Start of GIVEN DATA

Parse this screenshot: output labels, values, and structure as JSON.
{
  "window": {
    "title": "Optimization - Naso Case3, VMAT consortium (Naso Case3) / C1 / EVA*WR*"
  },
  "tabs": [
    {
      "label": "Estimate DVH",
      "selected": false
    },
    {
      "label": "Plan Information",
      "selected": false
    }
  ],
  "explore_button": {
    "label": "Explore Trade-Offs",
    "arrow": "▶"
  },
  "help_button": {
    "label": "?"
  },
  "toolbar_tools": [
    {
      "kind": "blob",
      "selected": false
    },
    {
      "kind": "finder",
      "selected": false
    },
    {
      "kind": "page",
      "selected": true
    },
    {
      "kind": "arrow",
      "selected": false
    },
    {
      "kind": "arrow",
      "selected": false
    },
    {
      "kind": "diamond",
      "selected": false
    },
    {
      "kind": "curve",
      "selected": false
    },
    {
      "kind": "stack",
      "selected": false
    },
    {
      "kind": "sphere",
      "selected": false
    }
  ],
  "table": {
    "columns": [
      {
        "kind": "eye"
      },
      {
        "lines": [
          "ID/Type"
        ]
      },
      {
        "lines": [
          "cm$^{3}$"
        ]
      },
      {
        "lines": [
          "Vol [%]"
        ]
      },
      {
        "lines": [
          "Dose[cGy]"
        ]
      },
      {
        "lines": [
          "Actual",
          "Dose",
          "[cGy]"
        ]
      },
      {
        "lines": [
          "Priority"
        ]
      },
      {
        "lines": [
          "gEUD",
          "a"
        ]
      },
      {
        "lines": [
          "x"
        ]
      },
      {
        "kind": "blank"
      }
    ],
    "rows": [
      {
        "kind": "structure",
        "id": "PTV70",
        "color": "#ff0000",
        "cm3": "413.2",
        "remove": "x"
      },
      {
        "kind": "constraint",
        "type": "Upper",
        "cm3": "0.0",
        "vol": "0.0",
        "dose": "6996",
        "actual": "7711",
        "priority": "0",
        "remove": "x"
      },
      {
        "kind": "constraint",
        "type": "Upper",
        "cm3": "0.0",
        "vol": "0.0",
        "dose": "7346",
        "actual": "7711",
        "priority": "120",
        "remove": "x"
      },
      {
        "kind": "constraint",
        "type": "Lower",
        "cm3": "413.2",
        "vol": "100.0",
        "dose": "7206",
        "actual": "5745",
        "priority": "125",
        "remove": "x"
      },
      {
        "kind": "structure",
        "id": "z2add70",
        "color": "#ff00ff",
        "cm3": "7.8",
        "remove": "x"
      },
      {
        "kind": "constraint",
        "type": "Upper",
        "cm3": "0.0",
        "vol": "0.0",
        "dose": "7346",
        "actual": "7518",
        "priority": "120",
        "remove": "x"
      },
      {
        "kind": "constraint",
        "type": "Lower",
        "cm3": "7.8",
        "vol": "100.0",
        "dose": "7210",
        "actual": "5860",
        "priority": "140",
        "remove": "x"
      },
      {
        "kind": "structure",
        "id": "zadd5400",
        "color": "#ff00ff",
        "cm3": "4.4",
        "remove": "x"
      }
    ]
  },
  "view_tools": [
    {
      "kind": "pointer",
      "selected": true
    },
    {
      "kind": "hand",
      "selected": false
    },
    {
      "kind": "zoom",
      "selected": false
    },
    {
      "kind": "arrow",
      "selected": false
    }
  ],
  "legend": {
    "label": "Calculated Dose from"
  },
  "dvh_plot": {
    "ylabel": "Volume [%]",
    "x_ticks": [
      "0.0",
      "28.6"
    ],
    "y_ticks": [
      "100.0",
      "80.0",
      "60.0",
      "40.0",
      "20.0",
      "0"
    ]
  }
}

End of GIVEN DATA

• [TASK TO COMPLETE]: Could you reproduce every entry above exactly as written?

• [SOLUTION FOR THIS PROBLEM]:
Parse this screenshot: output labels, values, and structure as JSON.
{
  "window": {
    "title": "Optimization - Naso Case3, VMAT consortium (Naso Case3) / C1 / EVA*WR*"
  },
  "tabs": [
    {
      "label": "Estimate DVH",
      "selected": false
    },
    {
      "label": "Plan Information",
      "selected": false
    }
  ],
  "explore_button": {
    "label": "Explore Trade-Offs",
    "arrow": "▶"
  },
  "help_button": {
    "label": "?"
  },
  "toolbar_tools": [
    {
      "kind": "blob",
      "selected": false
    },
    {
      "kind": "finder",
      "selected": false
    },
    {
      "kind": "page",
      "selected": true
    },
    {
      "kind": "arrow",
      "selected": false
    },
    {
      "kind": "arrow",
      "selected": false
    },
    {
      "kind": "diamond",
      "selected": false
    },
    {
      "kind": "curve",
      "selected": false
    },
    {
      "kind": "stack",
      "selected": false
    },
    {
      "kind": "sphere",
      "selected": false
    }
  ],
  "table": {
    "columns": [
      {
        "kind": "eye"
      },
      {
        "lines": [
          "ID/Type"
        ]
      },
      {
        "lines": [
          "cm$^{3}$"
        ]
      },
      {
        "lines": [
          "Vol [%]"
        ]
      },
      {
        "lines": [
          "Dose[cGy]"
        ]
      },
      {
        "lines": [
          "Actual",
          "Dose",
          "[cGy]"
        ]
      },
      {
        "lines": [
          "Priority"
        ]
      },
      {
        "lines": [
          "gEUD",
          "a"
        ]
      },
      {
        "lines": [
          "x"
        ]
      },
      {
        "kind": "blank"
      }
    ],
    "rows": [
      {
        "kind": "structure",
        "id": "PTV70",
        "color": "#ff0000",
        "cm3": "413.2",
        "remove": "x"
      },
      {
        "kind": "constraint",
        "type": "Upper",
        "cm3": "0.0",
        "vol": "0.0",
        "dose": "6996",
        "actual": "7711",
        "priority": "0",
        "remove": "x"
      },
      {
        "kind": "constraint",
        "type": "Upper",
        "cm3": "0.0",
        "vol": "0.0",
        "dose": "7346",
        "actual": "7711",
        "priority": "120",
        "remove": "x"
      },
      {
        "kind": "constraint",
        "type": "Lower",
        "cm3": "413.2",
        "vol": "100.0",
        "dose": "7206",
        "actual": "5745",
        "priority": "125",
        "remove": "x"
      },
      {
        "kind": "structure",
        "id": "z2add70",
        "color": "#ff00ff",
        "cm3": "7.8",
        "remove": "x"
      },
      {
        "kind": "constraint",
        "type": "Upper",
        "cm3": "0.0",
        "vol": "0.0",
        "dose": "7346",
        "actual": "7518",
        "priority": "120",
        "remove": "x"
      },
      {
        "kind": "constraint",
        "type": "Lower",
        "cm3": "7.8",
        "vol": "100.0",
        "dose": "7210",
        "actual": "5860",
        "priority": "140",
        "remove": "x"
      },
      {
        "kind": "structure",
        "id": "zadd5400",
        "color": "#ff00ff",
        "cm3": "4.4",
        "remove": "x"
      }
    ]
  },
  "view_tools": [
    {
      "kind": "pointer",
      "selected": true
    },
    {
      "kind": "hand",
      "selected": false
    },
    {
      "kind": "zoom",
      "selected": false
    },
    {
      "kind": "arrow",
      "selected": false
    }
  ],
  "legend": {
    "label": "Calculated Dose from"
  },
  "dvh_plot": {
    "ylabel": "Volume [%]",
    "x_ticks": [
      "0.0",
      "28.6"
    ],
    "y_ticks": [
      "100.0",
      "80.0",
      "60.0",
      "40.0",
      "20.0",
      "0"
    ]
  }
}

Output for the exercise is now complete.